“Well, even though it’s a lot of work in the beginning, you see them developing very fast. Some of the improvements in solar cells have come from PhD students with a great idea. But still, I would like to have a postdoc or two in the near future and so I will be working on finding more funding.”
You talk about finding more funding already – is the quest for funding never-ending in research?
“An FNR ATTRACT grant gives you a decent and very competitive start, even compared to European funding. But you have to see it like this: My salary is in there, the salary of the students, then there are two machines and then it’s almost gone. I started in March 2017 and almost immediately handed in a proposal. No doubt there will be other proposals in the near future, and in a year or two I will look for ERCs. The question of funding never goes away.”
You took part in the FNR activity Chercheurs à l’école only a few weeks after you started your FNR ATTRACT Fellowship. Is inspiring the next generation of scientists a matter of importance to you?
“Yes – we have got to motivate the next generation. We’d like to have more physics students in our programme at the University, but how do we get there? When I gave my presentation at Chercheurs à l’école, it turned out that a lot of the young people could not understand why one should carry out a PhD thesis, especially abroad, if the salaries are so much lower than in Luxembourg.
“I tried to convince these students that research is worth it – I think I am a good example: I went through all the steps, studied abroad, did my PhD and my Postdoc, and have now secured a job as an FNR ATTRACT Fellow and Associate Professor – in Luxembourg, as a Luxembourger. I would actually like to have a project where I spend a few weeks per year going to schools and showing students why to study physics and what it looks like in practice. As a researcher, it is so rewarding when you have the feeling that you are working in the right direction – that you can make a contribution that can have a direct impact and help improve the world – and you can do it from Luxembourg.”

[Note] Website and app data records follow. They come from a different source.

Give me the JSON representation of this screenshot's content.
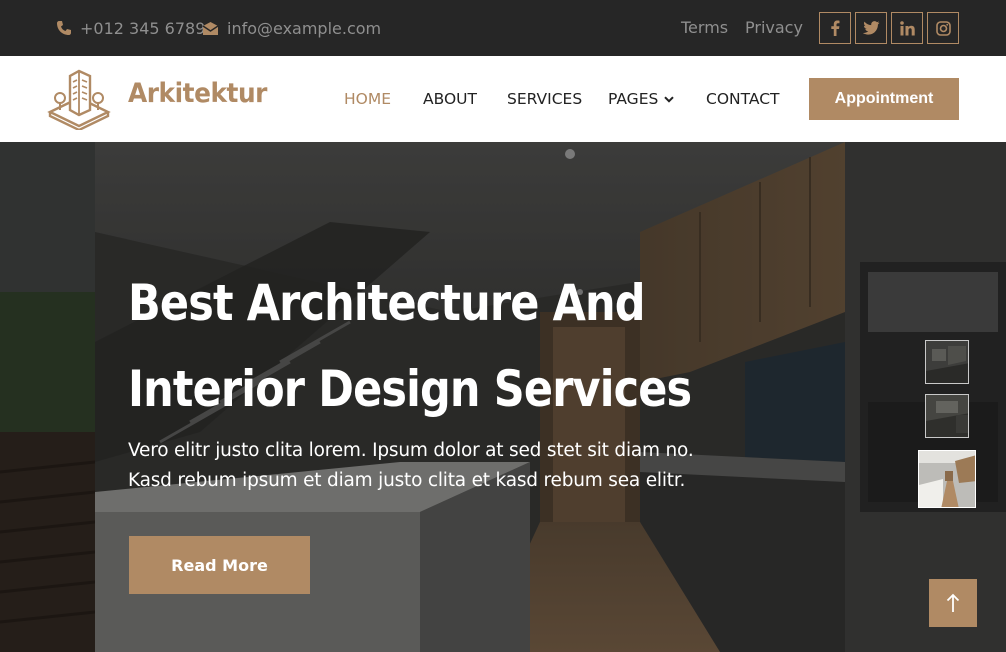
{
  "topbar": {
    "phone": "+012 345 6789",
    "email": "info@example.com",
    "links": [
      "Terms",
      "Privacy"
    ],
    "social_icons": [
      "facebook-icon",
      "twitter-icon",
      "linkedin-icon",
      "instagram-icon"
    ]
  },
  "navbar": {
    "brand": "Arkitektur",
    "items": [
      {
        "label": "HOME",
        "active": true
      },
      {
        "label": "ABOUT"
      },
      {
        "label": "SERVICES"
      },
      {
        "label": "PAGES",
        "dropdown": true
      },
      {
        "label": "CONTACT"
      }
    ],
    "cta": "Appointment"
  },
  "hero": {
    "title_line1": "Best Architecture And",
    "title_line2": "Interior Design Services",
    "subtitle_line1": "Vero elitr justo clita lorem. Ipsum dolor at sed stet sit diam no.",
    "subtitle_line2": "Kasd rebum ipsum et diam justo clita et kasd rebum sea elitr.",
    "button": "Read More",
    "thumbnails": 3
  },
  "colors": {
    "accent": "#b08a64",
    "topbar_bg": "#262626",
    "muted_text": "#8f8f8f"
  }
}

 ‘ERC’ in this case refers to substantial research grants awarded by the European Research Council
ALEX REDINGER’S ROAD TO ATTRACT
View Alex Redinger’s profile and CV on the University of Luxembourg website
Published 26 October 2017
The ATTRACT programme is designed for researchers not yet established in Luxembourg, who demonstrate the potential to become leaders in their field of research. The scheme offers promising junior researchers the opportunity to set up their own research team within one of the country’s research institutions. The financial contribution by the FNR can be up to 1.5 MEUR for Starting Investigators (Postdoc & Junior Researcher level) or 2 MEUR for Consolidating Investigators (Established Researcher level). In the 2018/19 Call, the FNR expects to be able to fund 2 projects. Projects have a lifespan of 5 years. The next ATTRACT deadline is 15 November 2018 (pre-proposals). Find out more